The New Milano Graphic Festival is Launching in Italy’s Capital of Style
Above: Camuffolab’s When the city changes you look at its colors
That for nearly two years live, in-person festivals, fairs and conferences were shut down went far beyond merely the loss of business and revenue. To be sure, in an increasingly digital world, it’s reasonable to argue that the face-to-face exchange of ideas has become more exigent than ever.
So there is a built-in exuberance especially regarding completely new opportunities being launched to facilitate those exchanges, as we at last crawl out from under the suffocating effects of the unexpectedly long Covid crisis. One of those in particular is the exciting new Milano Graphic Festival, premiering next week (March 25 – 27) in the northern Italian city that gives it its name – and which has obviously tended to be exalted more enthusiastically for its fashion scene.
The joint project of branding and communications agency h+ and SIGNS, a company founded by graphic designer and curator Francesco Dondina in 2016, MGF states its noble mission as “generating awareness and exchange while creating new connections between the business world and Italy’s top visual communicators.” In other words, it will act as a forum for exploring how good design can be more effectively integrated into our everyday existence.

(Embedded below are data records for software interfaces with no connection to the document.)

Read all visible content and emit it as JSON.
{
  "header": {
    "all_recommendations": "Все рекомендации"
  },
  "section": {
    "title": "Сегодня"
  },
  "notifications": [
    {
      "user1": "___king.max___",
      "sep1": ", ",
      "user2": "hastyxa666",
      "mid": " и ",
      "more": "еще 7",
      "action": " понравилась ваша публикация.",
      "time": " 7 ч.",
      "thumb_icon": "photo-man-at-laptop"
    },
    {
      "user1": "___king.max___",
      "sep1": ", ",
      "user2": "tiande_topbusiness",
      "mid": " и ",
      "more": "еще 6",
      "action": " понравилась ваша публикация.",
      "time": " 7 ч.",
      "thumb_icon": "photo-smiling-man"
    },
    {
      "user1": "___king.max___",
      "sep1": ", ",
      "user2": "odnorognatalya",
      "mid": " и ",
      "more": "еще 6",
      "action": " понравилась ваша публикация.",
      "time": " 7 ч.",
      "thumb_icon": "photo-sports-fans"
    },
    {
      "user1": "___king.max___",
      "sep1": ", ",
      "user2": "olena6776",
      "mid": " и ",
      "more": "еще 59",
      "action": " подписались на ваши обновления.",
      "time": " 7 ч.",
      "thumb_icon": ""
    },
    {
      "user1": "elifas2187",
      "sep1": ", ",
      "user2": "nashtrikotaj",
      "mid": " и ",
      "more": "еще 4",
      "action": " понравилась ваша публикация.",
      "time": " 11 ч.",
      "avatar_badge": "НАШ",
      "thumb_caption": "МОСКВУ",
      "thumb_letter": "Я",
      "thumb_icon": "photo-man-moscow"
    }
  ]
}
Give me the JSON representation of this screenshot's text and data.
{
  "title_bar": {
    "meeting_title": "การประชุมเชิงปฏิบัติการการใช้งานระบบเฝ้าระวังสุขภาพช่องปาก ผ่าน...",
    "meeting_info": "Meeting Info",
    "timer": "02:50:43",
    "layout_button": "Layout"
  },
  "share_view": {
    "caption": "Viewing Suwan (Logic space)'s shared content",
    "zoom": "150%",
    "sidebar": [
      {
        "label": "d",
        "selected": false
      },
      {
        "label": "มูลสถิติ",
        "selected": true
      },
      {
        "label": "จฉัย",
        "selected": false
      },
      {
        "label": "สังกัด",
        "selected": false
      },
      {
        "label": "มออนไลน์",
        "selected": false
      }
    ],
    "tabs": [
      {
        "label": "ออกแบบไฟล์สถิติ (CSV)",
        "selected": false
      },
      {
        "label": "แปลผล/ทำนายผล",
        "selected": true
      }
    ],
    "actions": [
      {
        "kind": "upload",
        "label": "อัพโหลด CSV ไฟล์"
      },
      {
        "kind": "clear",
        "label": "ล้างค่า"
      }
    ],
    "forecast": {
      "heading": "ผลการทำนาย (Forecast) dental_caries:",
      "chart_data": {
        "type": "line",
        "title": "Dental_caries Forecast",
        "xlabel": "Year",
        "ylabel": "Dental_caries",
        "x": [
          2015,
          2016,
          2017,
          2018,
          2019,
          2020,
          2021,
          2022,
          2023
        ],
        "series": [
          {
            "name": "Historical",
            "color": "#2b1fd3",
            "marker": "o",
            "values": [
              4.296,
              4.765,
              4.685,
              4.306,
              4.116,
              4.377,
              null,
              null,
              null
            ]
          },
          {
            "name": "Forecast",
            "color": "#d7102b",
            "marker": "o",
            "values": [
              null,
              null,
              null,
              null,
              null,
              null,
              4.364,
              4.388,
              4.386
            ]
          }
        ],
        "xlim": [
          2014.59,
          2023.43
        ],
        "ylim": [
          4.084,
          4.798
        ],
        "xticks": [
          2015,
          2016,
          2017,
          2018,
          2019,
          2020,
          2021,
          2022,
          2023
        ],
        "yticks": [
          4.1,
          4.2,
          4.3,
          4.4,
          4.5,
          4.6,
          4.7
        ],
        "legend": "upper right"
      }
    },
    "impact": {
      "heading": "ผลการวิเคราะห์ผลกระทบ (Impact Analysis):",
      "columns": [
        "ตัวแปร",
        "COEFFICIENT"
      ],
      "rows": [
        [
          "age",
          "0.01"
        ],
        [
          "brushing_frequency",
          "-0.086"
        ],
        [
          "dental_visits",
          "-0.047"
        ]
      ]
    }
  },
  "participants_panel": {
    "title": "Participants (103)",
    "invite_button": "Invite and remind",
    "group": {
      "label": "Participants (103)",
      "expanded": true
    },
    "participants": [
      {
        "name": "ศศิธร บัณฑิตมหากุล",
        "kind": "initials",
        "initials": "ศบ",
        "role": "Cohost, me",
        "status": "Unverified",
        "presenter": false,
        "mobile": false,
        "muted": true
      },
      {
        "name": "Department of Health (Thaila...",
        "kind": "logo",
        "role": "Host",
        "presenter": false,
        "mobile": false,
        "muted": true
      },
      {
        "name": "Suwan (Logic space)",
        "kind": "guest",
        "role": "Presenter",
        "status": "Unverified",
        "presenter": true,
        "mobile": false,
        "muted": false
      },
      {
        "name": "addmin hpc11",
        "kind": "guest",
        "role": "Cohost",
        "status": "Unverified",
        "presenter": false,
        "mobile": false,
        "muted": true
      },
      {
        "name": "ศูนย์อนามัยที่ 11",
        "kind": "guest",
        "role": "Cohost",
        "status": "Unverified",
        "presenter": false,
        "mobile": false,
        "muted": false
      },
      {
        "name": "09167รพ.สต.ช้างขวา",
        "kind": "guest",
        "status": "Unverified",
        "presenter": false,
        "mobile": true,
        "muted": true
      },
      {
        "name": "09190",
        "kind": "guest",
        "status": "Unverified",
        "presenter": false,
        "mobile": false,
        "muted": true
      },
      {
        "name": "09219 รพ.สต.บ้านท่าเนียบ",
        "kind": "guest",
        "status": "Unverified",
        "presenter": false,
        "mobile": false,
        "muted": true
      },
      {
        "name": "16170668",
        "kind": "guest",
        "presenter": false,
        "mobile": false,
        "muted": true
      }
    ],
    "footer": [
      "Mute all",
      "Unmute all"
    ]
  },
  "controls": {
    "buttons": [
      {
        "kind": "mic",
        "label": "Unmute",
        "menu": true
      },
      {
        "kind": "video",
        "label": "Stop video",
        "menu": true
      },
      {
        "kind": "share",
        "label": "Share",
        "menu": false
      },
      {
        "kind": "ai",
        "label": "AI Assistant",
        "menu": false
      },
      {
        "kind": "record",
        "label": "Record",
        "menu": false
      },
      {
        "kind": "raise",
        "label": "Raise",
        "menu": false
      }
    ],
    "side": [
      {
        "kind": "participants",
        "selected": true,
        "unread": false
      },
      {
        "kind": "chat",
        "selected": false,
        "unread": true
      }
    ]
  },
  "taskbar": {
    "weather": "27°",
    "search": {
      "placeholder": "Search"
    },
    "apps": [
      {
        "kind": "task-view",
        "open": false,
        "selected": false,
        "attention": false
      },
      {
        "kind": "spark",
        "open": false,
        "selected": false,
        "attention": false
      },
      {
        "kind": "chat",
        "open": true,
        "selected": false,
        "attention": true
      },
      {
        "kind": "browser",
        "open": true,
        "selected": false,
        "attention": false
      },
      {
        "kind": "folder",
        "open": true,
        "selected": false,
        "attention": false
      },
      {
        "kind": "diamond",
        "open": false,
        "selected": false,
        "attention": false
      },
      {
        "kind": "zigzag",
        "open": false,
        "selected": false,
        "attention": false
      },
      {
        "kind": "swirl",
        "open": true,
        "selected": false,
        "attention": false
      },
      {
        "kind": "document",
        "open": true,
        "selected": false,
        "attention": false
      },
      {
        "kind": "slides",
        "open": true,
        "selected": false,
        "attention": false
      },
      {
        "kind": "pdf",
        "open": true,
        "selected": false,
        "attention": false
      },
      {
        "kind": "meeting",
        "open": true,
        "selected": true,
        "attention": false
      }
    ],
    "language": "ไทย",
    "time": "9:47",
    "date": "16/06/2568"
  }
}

This is not insignificant, when one considers the pre- and post-Millennium enthusiasm for discourse about the business of contemporary design. But as we’ve witnessed over the last decade or so, design has become significantly more commodified and, well, feels these days much more driven by accountants than by ideology.
Graphic design, specifically has long served as an essential communication tool. And as the world becomes more globalized, with matters of language getting ever more complex, its role becomes more urgent still.
“We are surrounded by graphic design,” Dondina rightly observes. “It is everywhere we turn: in the streets, in public spaces, in houses, in offices, on store shelves, in objects of everyday use and in various forms of communication.”
And so the festival will seek to explicate its current state via a series of exhibitions, workshops and events in different locations around the city. In the Tortona Design District, BASE Milano will host SIGNS: An exhibition on Contemporary Italian Graphic Design (2022 Edition), which will bring together established and up-and-coming design talent from 25 different studios, including the work of Salvatore Gregorietti, Andrea Rauch, Paolo Tassinari, Paola Lenarduzzi, Silvana Amato, La Tigre and Franco Achilli, amongst others.
And Certosa Graphic Village will host a 3000-square meter performative and creative center, featuring the exhibition Generation YZ, highlighting the work of under-30 design talent. Most compelling will be the first retrospective in Italy on the legendary American graphic designer John Alcorn, known for his work with The Beatles in the 1960s. Boldly featured as well will be a 57-meter outdoor mural by Venice’s Camuffolab titled When the city changes you look at its colors, meant to ballyhoo the Certosa neighborhood’s regeneration in recent years.
Milano Graphic Festival is sure to be more than just a three-day celebration of graphic design – indeed, considering Italy was one of the early epicenters of the global pandemic, it rather feels like a symbol of a city and country getting back to doing what they do best. And if there is one thing Milano and Italia do very, very well, it is design.
Or as Dondina puts it, “Graphic design has contributed and still contributes to shaping the very culture and identity of a country.”